While perspectives, polices and objectives change with time and circumstances, the value of a policy and strategically based Air Force International Affairs team has not and should not. However, and unfortunately, as we have learned, including most recently via an article in Defense News by Valerie Insinna reporting the discussion with my successor as SAF/IA, Heidi Grant — a friend and longtime colleague, whom I had recommended for this position — in her roundtable with reporters, prior to her transfer to another position, the Air Force is “considering stripping out the strategy functions of its international affairs office … and transferring them to A5.”

Ms. Grant stated: “I see it as a minimal impact, and my hope is that it’s going to make [the international affairs office] stronger with that change.”

Really?

Equally disturbing, at least to me, is the reporting in the article that “Grant acknowledged that when she started out at the SAF/IA job, there wasn’t a strategy that guided what the office was trying to accomplish.” So, the aforementioned Air Force Global Partnership Strategy, along with the mechanisms for periodic updates, complemented by the continuing and important communications with SAF/IA’s direct representatives on the ground — the air attaches — as well as the combatant commands, OSD, the State Department, etc., did not provide strategy and guidance??

If for no other reason or basis, this certainly demonstrates the need for retaining — or perhaps resurrecting — a robust and rigorous strategy and policy function within SAF/IA, and I urge that it be not only retained, but strengthened.

Clearly, new leaders and new administrations have and are entitled to have differing perspectives and policies and to implement them to achieve national objectives. However, I caution that making the sales of armaments and the increase thereof the sole raison d’etre for a military department’s international affairs organization is a significant misstep.

Transfers of U.S.-origin military equipment to our foreign partners is a proven means of achieving our nation’s objectives, including strengthened military-to-military relationships, interoperability and the willingness to join with us against common enemies — and, as an expeditionary Air Force, assuring us of access. To be fully successful, this function must be guided by sound strategy and policy.

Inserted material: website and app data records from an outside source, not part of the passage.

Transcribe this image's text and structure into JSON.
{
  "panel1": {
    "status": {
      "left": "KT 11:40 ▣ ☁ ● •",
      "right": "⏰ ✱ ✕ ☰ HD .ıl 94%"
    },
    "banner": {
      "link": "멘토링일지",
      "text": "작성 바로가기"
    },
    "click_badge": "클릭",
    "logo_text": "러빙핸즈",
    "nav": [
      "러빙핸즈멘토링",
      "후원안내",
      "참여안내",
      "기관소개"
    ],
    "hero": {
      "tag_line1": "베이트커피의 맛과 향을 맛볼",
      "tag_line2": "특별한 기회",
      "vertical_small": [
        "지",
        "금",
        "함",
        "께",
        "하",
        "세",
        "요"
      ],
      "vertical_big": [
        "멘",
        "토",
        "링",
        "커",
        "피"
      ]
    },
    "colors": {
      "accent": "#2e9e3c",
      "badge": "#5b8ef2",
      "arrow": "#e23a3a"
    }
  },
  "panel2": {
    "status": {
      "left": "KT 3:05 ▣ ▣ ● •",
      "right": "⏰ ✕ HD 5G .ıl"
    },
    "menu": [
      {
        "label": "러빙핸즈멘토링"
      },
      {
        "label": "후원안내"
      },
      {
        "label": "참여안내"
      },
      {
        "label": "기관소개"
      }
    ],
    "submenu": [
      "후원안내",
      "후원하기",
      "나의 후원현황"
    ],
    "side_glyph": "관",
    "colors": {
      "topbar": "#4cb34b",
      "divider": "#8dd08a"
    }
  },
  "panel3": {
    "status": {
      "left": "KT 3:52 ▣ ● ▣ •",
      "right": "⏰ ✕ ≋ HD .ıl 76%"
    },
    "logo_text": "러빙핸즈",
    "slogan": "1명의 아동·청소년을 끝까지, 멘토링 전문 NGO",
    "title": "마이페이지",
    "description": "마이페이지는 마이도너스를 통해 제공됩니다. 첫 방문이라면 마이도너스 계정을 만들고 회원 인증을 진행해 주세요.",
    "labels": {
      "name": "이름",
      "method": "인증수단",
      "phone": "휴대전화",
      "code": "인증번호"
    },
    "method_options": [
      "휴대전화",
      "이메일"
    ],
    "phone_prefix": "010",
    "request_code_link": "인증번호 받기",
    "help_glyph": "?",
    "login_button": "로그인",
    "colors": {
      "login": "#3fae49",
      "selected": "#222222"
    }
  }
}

Bruce Lemkin served as deputy undersecretary of the U.S. Air Force (international affairs) from 2003-2010. He is a retired U.S. Navy captain.